- _Problem details_
A bare number is all that is needed: how many lines below contain the string "manager"?

- _Provided data_
--- START ---
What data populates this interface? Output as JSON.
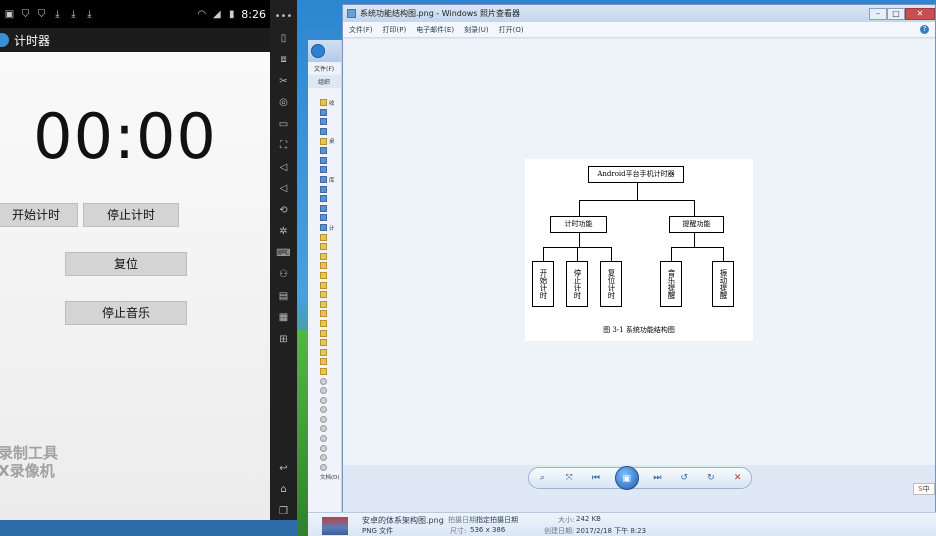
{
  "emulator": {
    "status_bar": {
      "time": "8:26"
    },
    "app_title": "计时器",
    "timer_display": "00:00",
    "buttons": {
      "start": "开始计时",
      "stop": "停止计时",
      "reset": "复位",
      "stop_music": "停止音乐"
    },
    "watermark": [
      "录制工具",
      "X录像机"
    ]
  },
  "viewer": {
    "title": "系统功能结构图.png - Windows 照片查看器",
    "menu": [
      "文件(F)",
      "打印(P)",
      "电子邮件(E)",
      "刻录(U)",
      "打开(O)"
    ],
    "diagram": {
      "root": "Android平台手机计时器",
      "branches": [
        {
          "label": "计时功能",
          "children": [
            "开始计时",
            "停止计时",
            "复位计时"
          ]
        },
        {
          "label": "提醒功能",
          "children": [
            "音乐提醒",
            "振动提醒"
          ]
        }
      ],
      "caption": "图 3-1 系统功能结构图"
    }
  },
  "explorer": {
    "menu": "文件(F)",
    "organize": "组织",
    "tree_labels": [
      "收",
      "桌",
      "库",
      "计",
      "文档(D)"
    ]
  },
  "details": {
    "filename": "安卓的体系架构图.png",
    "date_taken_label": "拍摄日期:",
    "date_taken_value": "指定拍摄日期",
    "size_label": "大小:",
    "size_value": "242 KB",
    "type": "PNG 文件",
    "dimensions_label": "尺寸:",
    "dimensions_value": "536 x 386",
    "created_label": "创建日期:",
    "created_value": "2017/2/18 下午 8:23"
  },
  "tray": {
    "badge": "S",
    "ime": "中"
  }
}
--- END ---
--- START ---
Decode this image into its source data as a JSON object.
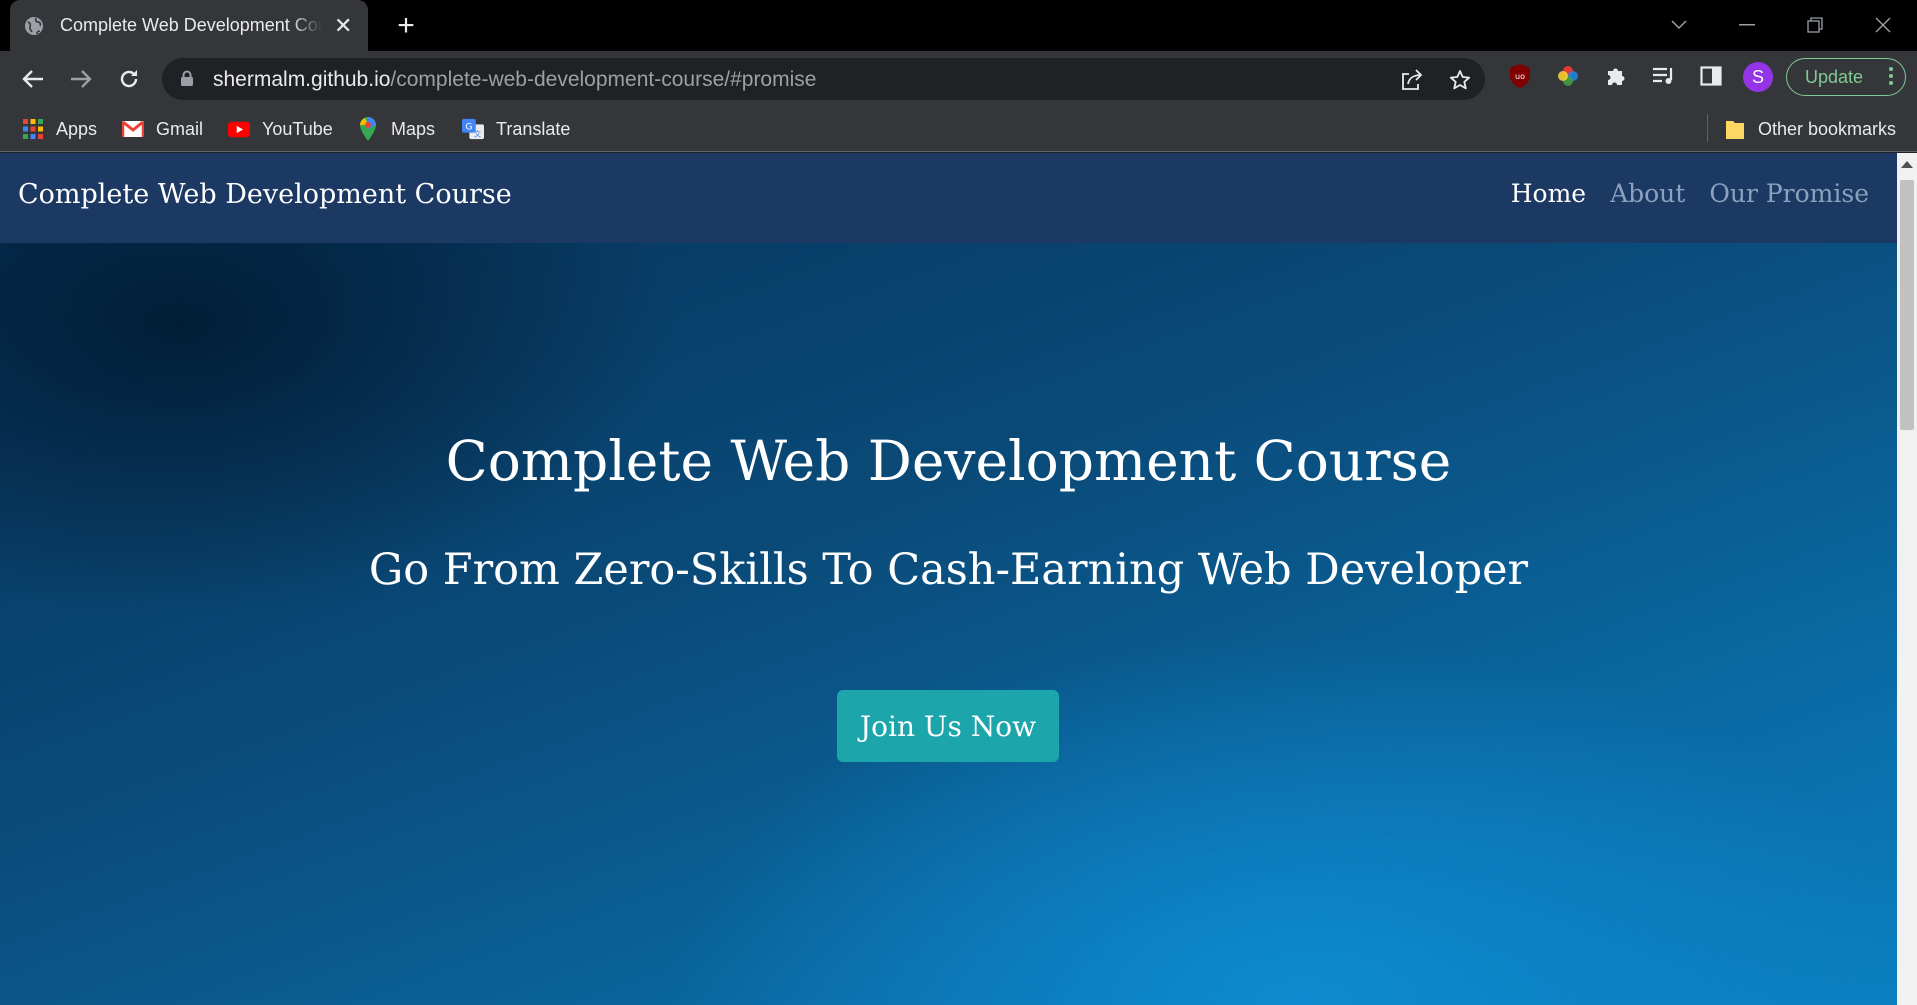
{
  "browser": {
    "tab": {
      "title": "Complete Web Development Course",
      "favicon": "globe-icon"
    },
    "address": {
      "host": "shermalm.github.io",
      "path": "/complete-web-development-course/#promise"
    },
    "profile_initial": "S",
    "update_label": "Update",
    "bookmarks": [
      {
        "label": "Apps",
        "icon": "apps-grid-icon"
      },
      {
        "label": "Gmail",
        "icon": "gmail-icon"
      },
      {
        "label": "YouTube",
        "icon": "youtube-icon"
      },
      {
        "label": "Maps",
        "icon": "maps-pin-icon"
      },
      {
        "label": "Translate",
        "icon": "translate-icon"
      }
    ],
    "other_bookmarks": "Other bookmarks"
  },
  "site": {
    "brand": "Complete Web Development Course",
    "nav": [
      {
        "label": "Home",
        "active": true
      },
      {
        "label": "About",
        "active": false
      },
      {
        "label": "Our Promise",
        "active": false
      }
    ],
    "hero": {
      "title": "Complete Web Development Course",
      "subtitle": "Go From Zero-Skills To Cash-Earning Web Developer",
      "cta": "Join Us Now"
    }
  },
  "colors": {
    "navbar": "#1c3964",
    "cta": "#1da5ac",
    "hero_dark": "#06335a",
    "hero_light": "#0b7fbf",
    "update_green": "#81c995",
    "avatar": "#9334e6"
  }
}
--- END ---
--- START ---
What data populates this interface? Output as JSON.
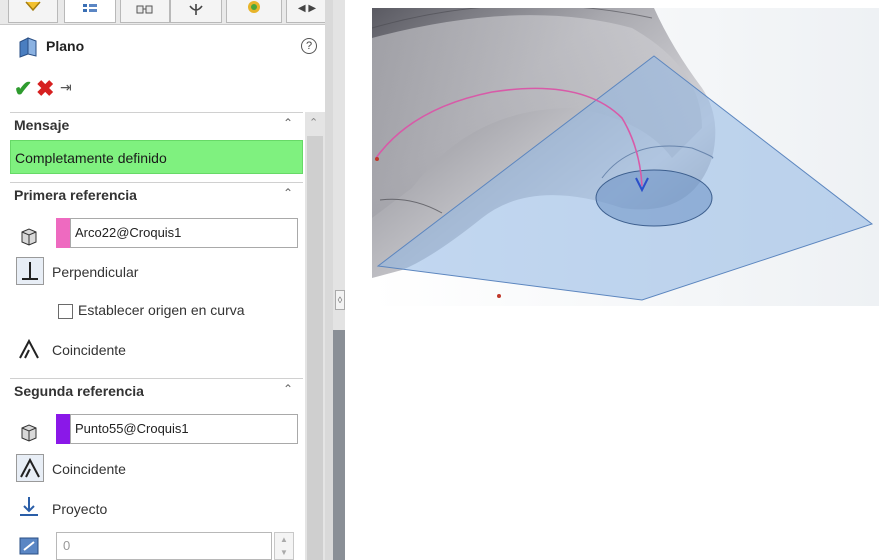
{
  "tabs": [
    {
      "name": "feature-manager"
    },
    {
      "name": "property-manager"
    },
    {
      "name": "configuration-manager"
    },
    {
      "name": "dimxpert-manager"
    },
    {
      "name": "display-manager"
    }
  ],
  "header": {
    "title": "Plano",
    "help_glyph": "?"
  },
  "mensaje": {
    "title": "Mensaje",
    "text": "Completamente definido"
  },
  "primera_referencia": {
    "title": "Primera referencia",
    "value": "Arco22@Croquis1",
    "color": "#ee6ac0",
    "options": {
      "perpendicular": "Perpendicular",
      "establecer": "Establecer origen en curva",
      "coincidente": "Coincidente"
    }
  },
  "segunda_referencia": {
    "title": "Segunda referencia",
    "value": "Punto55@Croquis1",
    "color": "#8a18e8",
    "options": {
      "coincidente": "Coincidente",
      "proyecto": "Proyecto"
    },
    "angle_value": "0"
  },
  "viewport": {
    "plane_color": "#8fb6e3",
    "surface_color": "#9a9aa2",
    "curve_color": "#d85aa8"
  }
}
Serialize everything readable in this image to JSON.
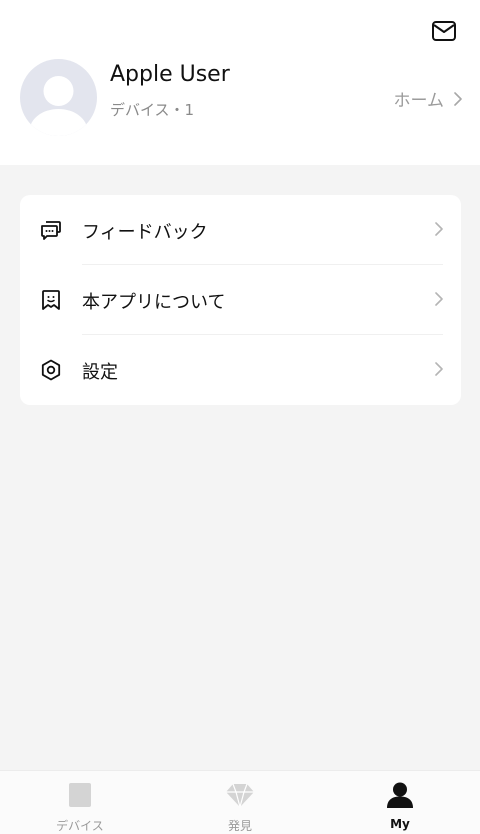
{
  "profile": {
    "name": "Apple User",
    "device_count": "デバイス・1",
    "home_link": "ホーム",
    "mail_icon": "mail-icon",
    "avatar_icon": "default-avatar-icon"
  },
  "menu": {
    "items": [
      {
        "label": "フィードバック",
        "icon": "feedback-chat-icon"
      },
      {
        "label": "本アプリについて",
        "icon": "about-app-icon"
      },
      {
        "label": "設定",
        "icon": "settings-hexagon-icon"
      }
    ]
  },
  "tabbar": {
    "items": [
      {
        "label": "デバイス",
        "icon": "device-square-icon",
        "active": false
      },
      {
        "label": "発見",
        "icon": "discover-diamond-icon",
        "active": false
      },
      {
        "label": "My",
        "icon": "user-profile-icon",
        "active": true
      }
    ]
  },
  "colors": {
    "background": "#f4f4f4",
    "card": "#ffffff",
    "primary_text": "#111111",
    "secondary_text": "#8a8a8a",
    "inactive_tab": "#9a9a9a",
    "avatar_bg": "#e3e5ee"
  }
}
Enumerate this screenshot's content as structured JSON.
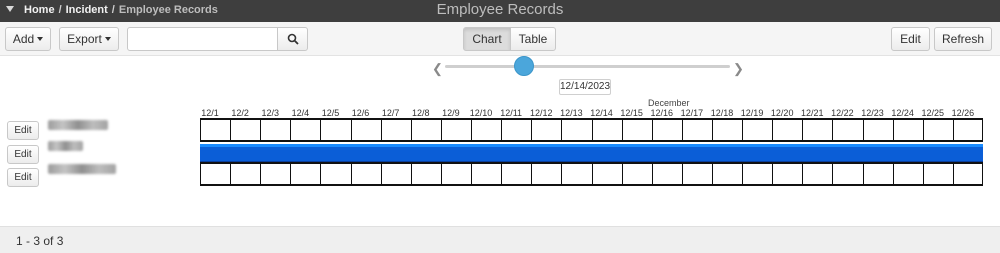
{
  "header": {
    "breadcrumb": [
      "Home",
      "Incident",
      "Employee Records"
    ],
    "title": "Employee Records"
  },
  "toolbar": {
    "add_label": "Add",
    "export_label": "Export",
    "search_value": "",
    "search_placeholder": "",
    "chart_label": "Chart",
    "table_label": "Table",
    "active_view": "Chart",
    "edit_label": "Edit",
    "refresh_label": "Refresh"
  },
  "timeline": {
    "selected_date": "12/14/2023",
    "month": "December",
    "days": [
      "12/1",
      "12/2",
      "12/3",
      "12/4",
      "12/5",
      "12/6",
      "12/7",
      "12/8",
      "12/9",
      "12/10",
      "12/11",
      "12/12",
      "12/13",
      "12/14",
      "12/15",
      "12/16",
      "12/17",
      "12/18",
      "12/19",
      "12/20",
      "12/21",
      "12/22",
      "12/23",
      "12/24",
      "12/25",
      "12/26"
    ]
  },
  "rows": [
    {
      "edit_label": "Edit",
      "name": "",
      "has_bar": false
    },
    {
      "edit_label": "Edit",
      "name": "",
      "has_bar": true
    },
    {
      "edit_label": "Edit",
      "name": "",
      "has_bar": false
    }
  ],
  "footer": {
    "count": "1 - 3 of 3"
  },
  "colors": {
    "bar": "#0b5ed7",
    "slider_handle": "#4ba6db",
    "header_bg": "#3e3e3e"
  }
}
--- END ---
- _Answer below_
5